Generally, the ownership of the property is determined by legal documentation, such as property deeds or tenancy agreements, which may exclude the unnamed partner. However, there may be circumstances where an unnamed partner can make a claim based on principles of equity, such as if they have made significant financial contributions towards the property or have been promised a share of the property by the other partner.
It is crucial to seek advice from a property expert or real estate advisor who specializes in UK law to understand your specific situation. They can assess the relevant factors, such as financial contributions and any verbal or written agreements, and provide guidance on the potential options available to you.
It's important to note that the laws surrounding unmarried partners' rights in property division can be complex and vary depending on the specific circumstances, so seeking professional advice is highly recommended.
Are you looking for a quick resolution to a messy situation? We can help. If you’re looking to sell your property quickly for a cash sum, in as little a 7 days, then get in touch today.
As stated above we will only be able to buy your property if you either have the consent of your partner or they are not considered to be a joint owner.
If you're interested in getting a quote, we can provide you with one in as little as 24 hours, just get started by answering a few questions about your home using our online quote process:

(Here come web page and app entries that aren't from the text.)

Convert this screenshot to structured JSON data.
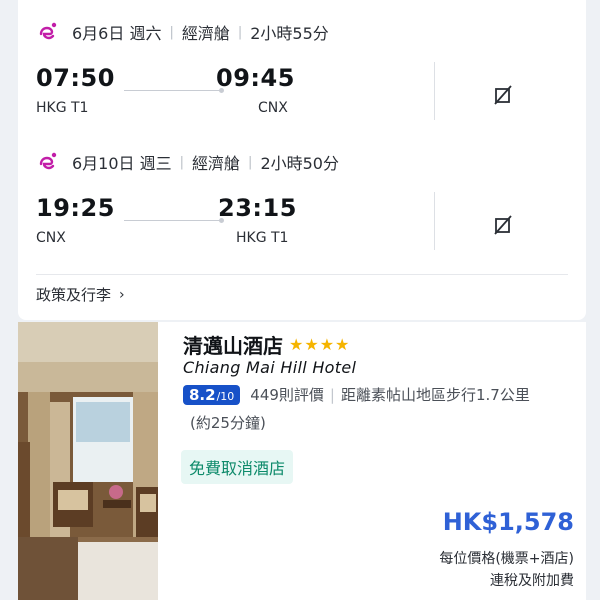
{
  "flights": [
    {
      "date": "6月6日 週六",
      "cabin": "經濟艙",
      "duration": "2小時55分",
      "depart_time": "07:50",
      "arrive_time": "09:45",
      "depart_airport": "HKG T1",
      "arrive_airport": "CNX"
    },
    {
      "date": "6月10日 週三",
      "cabin": "經濟艙",
      "duration": "2小時50分",
      "depart_time": "19:25",
      "arrive_time": "23:15",
      "depart_airport": "CNX",
      "arrive_airport": "HKG T1"
    }
  ],
  "policy_label": "政策及行李",
  "hotel": {
    "name": "清邁山酒店",
    "name_en": "Chiang Mai Hill Hotel",
    "stars": 4,
    "rating": "8.2",
    "rating_outof": "/10",
    "reviews": "449則評價",
    "distance": "距離素帖山地區步行1.7公里",
    "distance_time": "(約25分鐘)",
    "free_cancel": "免費取消酒店",
    "price": "HK$1,578",
    "price_note_1": "每位價格(機票+酒店)",
    "price_note_2": "連稅及附加費"
  },
  "colors": {
    "price": "#2f61d6",
    "rating_badge": "#1751c8",
    "star": "#f5b400",
    "free_cancel_text": "#0d8a6a",
    "free_cancel_bg": "#e7f7f4",
    "airline_logo": "#c21ea8"
  }
}
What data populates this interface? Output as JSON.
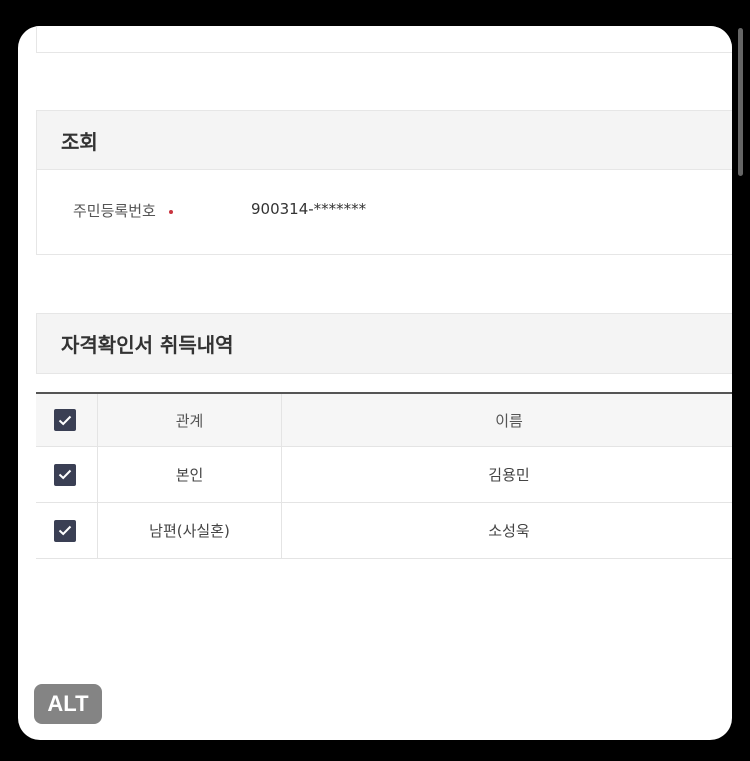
{
  "lookup": {
    "title": "조회",
    "field_label": "주민등록번호",
    "field_value": "900314-*******"
  },
  "qualification": {
    "title": "자격확인서 취득내역",
    "columns": [
      "관계",
      "이름"
    ],
    "rows": [
      {
        "relation": "본인",
        "name": "김용민",
        "checked": true
      },
      {
        "relation": "남편(사실혼)",
        "name": "소성욱",
        "checked": true
      }
    ],
    "header_checked": true
  },
  "badge": {
    "label": "ALT"
  },
  "colors": {
    "checkbox": "#3a3f54",
    "required_dot": "#c8343f",
    "header_bg": "#f4f4f4"
  }
}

Getting an initial offer on your house is completely free of any charge, and if you're not entirely sure as to whether or not you will be able to sell it due to your ownership situation, this is something that we can help talk you through and try and find a solution.
Our service is a sell house fast, which means that we can buy your house in as little as 7 days for cash whilst handling everything for you and taking all the stress and hassle out of a traditional sale process, however, in return, we are completely transparent in the fact that we are unable to offer full market value.
The next question you'll have is likely how much we can offer for your property. We'd love to be able to provide you with a straight forward figure, it really depends on your property, the location and the condition, although as a rule of thumb we generally offer around the 80% mark of its value.
All it takes is a quick conversation with us and we'll be able to give you a rough figure on what we can offer straight away, so you can determine whether this service is beneficial for you.
What sets The Property Buying Company apart, and why should you choose us ahead of a traditional estate agent? Well, as we've mentioned we can buy your house in as little as 7 days, it's quick and easy. There's no broker or middlemen, we have our own cash at the ready to purchase your property.
We can help you through every step of the process as we're experienced property experts & will talk you through the sale of your property and whether you require consent.
We're also a trusted name in the industry and are a part of The Property Ombudsman & The National Association of Property Buyers which means we have to adhere to a high standard of service and meet certain codes of practice.